I do need to brush up on my frying technique, though. I think the oil was not hot enough, so the doughnuts ended up slightly greasy. Still fantastc, but definitely something to improve on.

The bread has great flavor and texture with a nice, even crumb. It’s great for sandwiches and French Toast, or really anything you might use bread for.

The only thing I might change about the bread is the baking time. The bread seems a touch on the dry side, which makes me think I might have over-baked it slightly.

I am always amazed at how much there is to learn about such a seemingly simple topic as bread. Bon appetit!

Sourdough Update

Last time I talked to you about Sourdough I was having trouble with my starter. I found a lot of conflicting information online, and I was getting confused. I bought Tartine Bread by Chad Robertson to learn more about sourdough baking (I have learned so much from books. It’s my favourite way to learn new things!).

Tartine Bread

Chad runs a bakery in California, and he is a master at sourdough bread and variations thereon. He focuses on expending minimal effort to create the best bread possible. He does this by working with the nature of the dough, and by not skipping steps. The book has quite a few variations on several basic bread recipes, and also has recipes for what to do with your bread once it’s baked. Spoiler alert: it’s more than just sandwiches! Once I started following a single method my starter began behaving well – rising very high on a predictable schedule.

20190822_205546Just after mixing the jar was only 1/3 full.

I had a small misstep where I tried to bake a loaf the day before my starter really started to rise. The loaf looked nice, but hardly rose at all and was very dense. This was a good learning opportunity for me, since now I understand better how my starter looks when it is and is not ready. I always use the float test now.

Once my starter was behaving I had to bake some bread! I used the basic sourdough recipe from Tartine Bread. I followed the recipe and the suggested timings as closely as possible, and was rewarded with 2 absolutely beautiful loaves!

I also teamed up with my husband to make a pizza with a sourdough crust. Delicious, but next time I’d like to make the crust thinner, or perhaps bake it before I add the toppings.

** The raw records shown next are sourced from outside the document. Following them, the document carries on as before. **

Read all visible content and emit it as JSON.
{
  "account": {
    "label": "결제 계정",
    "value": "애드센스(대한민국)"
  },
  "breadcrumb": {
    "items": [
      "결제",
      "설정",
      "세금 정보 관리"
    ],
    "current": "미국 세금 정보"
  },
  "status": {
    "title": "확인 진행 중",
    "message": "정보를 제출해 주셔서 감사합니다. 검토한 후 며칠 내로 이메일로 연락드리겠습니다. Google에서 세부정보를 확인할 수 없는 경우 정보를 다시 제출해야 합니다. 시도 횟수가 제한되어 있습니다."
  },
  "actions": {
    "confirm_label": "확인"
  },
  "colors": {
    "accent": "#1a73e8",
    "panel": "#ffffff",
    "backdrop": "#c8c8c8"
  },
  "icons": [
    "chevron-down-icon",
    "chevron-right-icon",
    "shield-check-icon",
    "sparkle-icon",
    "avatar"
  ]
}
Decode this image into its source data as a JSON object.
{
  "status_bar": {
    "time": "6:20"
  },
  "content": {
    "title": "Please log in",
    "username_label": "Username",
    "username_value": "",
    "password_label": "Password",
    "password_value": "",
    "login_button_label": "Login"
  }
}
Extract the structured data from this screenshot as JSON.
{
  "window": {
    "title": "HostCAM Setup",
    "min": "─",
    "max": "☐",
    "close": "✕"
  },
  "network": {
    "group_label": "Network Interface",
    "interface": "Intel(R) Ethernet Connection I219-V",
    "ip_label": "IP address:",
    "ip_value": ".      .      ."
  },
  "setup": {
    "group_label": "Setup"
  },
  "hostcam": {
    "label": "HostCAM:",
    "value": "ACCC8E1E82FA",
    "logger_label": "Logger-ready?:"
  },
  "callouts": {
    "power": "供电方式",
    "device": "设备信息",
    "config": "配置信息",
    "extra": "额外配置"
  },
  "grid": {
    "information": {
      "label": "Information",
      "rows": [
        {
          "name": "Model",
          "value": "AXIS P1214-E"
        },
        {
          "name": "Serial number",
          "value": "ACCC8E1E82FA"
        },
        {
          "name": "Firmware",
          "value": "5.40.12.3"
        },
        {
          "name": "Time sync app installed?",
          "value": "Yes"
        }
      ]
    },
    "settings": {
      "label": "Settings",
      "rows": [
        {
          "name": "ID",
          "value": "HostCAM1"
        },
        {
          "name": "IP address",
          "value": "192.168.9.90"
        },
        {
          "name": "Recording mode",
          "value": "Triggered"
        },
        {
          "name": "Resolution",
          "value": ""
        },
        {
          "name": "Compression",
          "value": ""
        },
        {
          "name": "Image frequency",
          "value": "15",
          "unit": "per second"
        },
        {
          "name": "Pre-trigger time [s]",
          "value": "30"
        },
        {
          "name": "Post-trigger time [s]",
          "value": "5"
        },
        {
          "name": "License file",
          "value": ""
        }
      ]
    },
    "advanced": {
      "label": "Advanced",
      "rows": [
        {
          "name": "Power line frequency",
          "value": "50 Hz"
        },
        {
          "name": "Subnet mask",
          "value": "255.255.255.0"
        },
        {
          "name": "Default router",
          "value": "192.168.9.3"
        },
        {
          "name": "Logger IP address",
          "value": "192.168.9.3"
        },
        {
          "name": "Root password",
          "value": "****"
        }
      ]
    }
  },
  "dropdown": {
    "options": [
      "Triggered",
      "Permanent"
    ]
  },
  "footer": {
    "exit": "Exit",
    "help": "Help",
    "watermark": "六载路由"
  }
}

I never knew how rewarding it would be to bake bread. There is nothing like enjoying the delicious bread you made yourself, or sharing it with friends. In that way, it’s kind of like knitting.